Tell how many lines in the data below hold the string "vmbo"; give nothing but the number.
╭──
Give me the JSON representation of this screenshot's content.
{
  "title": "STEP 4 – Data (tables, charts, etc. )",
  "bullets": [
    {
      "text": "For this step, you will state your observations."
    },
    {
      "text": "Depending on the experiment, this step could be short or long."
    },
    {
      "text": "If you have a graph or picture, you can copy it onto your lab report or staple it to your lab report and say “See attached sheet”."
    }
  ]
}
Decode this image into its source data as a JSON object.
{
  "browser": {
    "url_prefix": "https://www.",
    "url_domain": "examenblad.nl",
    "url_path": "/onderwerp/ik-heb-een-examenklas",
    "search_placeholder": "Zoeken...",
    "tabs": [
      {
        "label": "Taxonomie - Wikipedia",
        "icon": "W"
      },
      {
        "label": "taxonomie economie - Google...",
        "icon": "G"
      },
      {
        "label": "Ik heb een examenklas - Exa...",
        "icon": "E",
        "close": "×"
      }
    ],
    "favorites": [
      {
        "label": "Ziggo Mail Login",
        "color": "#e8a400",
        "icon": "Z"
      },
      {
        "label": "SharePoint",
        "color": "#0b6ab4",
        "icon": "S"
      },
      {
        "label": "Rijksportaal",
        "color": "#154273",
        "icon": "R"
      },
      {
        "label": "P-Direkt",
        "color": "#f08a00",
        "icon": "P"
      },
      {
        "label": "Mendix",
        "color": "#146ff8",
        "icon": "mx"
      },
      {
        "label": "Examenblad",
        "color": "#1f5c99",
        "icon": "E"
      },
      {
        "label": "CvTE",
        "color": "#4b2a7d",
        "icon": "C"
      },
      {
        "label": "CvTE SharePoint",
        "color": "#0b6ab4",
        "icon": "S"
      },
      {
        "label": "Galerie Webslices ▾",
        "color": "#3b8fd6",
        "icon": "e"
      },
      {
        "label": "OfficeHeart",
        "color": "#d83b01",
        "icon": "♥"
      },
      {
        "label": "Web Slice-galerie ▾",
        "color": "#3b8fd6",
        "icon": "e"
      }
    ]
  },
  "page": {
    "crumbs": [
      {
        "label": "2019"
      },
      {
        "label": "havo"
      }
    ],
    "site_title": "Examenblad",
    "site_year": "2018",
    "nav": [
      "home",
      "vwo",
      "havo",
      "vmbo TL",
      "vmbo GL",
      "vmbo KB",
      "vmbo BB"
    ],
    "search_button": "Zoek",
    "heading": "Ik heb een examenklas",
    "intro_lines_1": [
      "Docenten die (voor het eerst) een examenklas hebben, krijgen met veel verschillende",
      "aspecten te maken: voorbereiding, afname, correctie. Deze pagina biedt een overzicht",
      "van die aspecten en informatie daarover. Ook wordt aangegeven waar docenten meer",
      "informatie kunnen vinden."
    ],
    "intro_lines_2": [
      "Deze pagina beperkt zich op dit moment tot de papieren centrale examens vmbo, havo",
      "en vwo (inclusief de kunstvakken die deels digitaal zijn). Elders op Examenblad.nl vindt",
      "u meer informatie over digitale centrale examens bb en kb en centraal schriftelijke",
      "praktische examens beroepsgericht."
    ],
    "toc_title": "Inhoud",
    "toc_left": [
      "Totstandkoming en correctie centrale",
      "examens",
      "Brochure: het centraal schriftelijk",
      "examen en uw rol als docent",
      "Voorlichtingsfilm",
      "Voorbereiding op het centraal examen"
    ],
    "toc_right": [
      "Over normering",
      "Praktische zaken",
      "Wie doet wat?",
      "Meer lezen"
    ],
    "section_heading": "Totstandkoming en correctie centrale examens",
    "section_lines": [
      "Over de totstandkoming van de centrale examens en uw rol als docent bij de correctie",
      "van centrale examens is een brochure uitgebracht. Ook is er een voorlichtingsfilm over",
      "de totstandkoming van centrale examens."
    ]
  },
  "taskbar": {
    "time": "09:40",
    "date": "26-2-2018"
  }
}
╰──
Your solution: 5